▶ **TASK DESCRIPTION**:
The word to find is "Controller". State how many lines below contain it, giving only the number.

▶ **MATERIAL FOR THIS EXERCISE**:
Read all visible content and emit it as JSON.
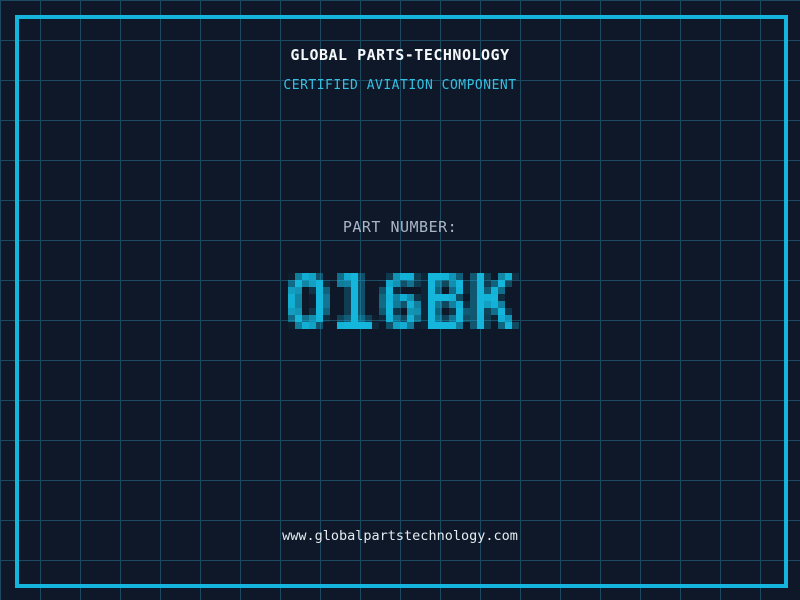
{
  "header": {
    "company_name": "GLOBAL PARTS-TECHNOLOGY",
    "subtitle": "CERTIFIED AVIATION COMPONENT"
  },
  "part": {
    "label": "PART NUMBER:",
    "number": "O16BK"
  },
  "footer": {
    "website": "www.globalpartstechnology.com"
  },
  "colors": {
    "background": "#0f1828",
    "grid_line": "#1d4a63",
    "frame_border": "#14b4dc",
    "title_text": "#f5f8fa",
    "subtitle_text": "#35bfe2",
    "part_label_text": "#a9b6c6",
    "part_number_text": "#14b6dc",
    "footer_text": "#e4ecf2"
  }
}
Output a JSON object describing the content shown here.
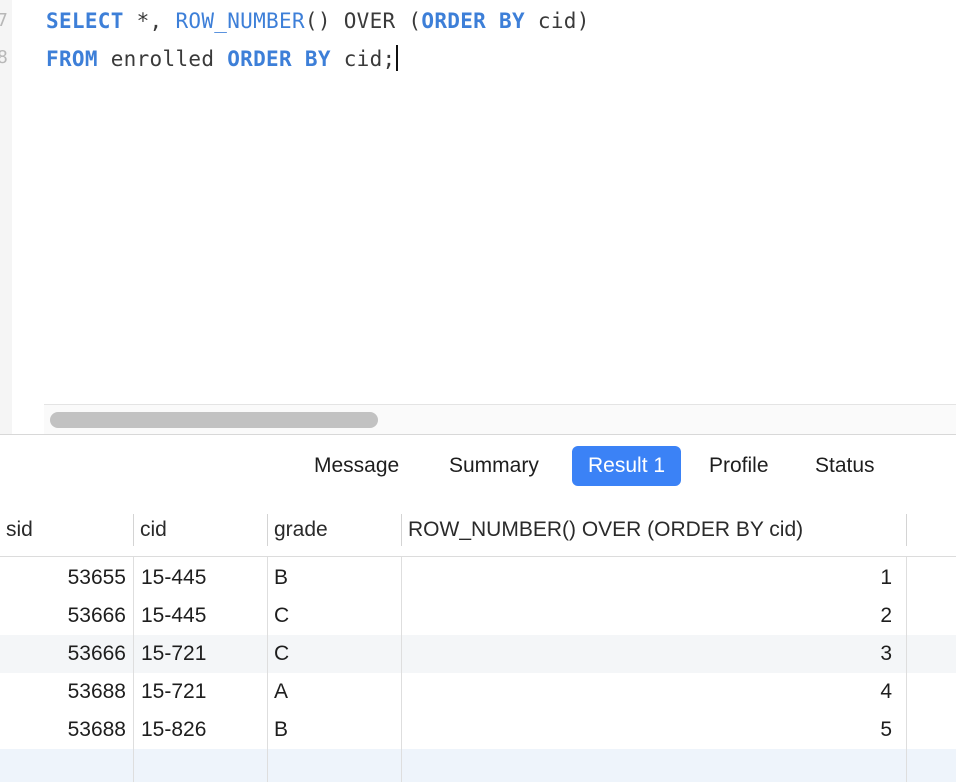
{
  "editor": {
    "line_numbers": [
      "7",
      "8"
    ],
    "line1": {
      "t1": "SELECT",
      "t2": " *, ",
      "t3": "ROW_NUMBER",
      "t4": "() OVER (",
      "t5": "ORDER BY",
      "t6": " cid)"
    },
    "line2": {
      "t1": "FROM",
      "t2": " enrolled ",
      "t3": "ORDER BY",
      "t4": " cid;"
    }
  },
  "tabs": [
    {
      "label": "Message"
    },
    {
      "label": "Summary"
    },
    {
      "label": "Result 1",
      "active": true
    },
    {
      "label": "Profile"
    },
    {
      "label": "Status"
    }
  ],
  "result": {
    "columns": [
      "sid",
      "cid",
      "grade",
      "ROW_NUMBER() OVER (ORDER BY cid)"
    ],
    "rows": [
      [
        "53655",
        "15-445",
        "B",
        "1"
      ],
      [
        "53666",
        "15-445",
        "C",
        "2"
      ],
      [
        "53666",
        "15-721",
        "C",
        "3"
      ],
      [
        "53688",
        "15-721",
        "A",
        "4"
      ],
      [
        "53688",
        "15-826",
        "B",
        "5"
      ]
    ]
  },
  "colors": {
    "keyword": "#3d7fd8",
    "active_tab": "#3b82f6",
    "stripe": "#f4f6f8"
  }
}
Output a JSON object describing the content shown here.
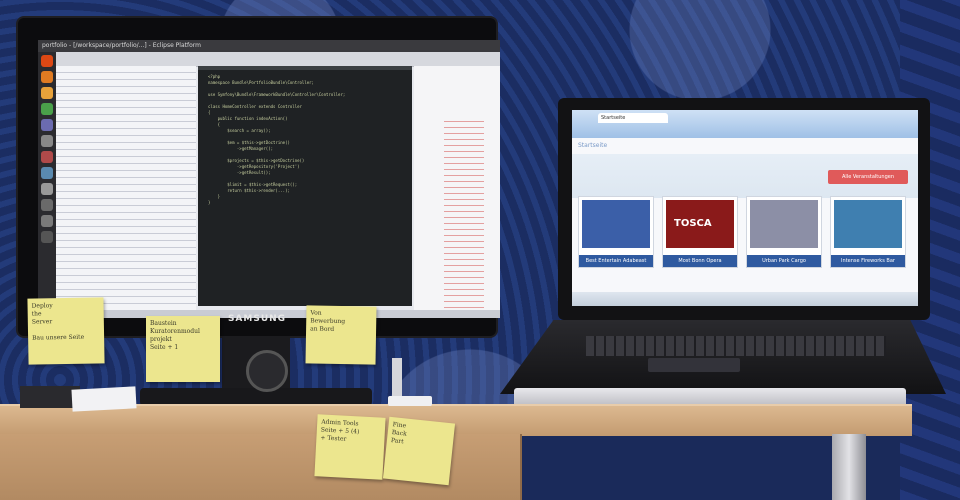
{
  "monitor": {
    "brand": "SAMSUNG",
    "window_title": "portfolio - [/workspace/portfolio/...] - Eclipse Platform",
    "code_lines": [
      "<?php",
      "namespace Bundle\\PortfolioBundle\\Controller;",
      "",
      "use Symfony\\Bundle\\FrameworkBundle\\Controller\\Controller;",
      "",
      "class HomeController extends Controller",
      "{",
      "    public function indexAction()",
      "    {",
      "        $search = array();",
      "",
      "        $em = $this->getDoctrine()",
      "            ->getManager();",
      "",
      "        $projects = $this->getDoctrine()",
      "            ->getRepository('Project')",
      "            ->getResult();",
      "",
      "        $limit = $this->getRequest();",
      "        return $this->render(...);",
      "    }",
      "}"
    ]
  },
  "laptop": {
    "browser_tab": "Startseite",
    "page_header": "Startseite",
    "cta_label": "Alle Veranstaltungen",
    "thumbnails": [
      {
        "caption": "Best Entertain Adabeast",
        "color": "#3b5fa8"
      },
      {
        "caption": "Most Bonn Opera",
        "color": "#8a1a1a",
        "word": "TOSCA"
      },
      {
        "caption": "Urban Park Cargo",
        "color": "#8c8fa6"
      },
      {
        "caption": "Intense Fireworks Bar",
        "color": "#3f7fb0"
      }
    ]
  },
  "notes": [
    {
      "id": "note-1",
      "lines": [
        "Deploy",
        "the",
        "Server",
        "",
        "Bau unsere Seite"
      ]
    },
    {
      "id": "note-2",
      "lines": [
        "Baustein",
        "Kuratorenmodul",
        "projekt",
        "Seite + 1"
      ]
    },
    {
      "id": "note-3",
      "lines": [
        "Von",
        "Bewerbung",
        "an Bord"
      ]
    },
    {
      "id": "note-4",
      "lines": [
        "Admin Tools",
        "Seite + 5 (4)",
        "+ Tester"
      ]
    },
    {
      "id": "note-5",
      "lines": [
        "Fine",
        "Back",
        "Part"
      ]
    }
  ]
}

▶ **RESPONSE**:
3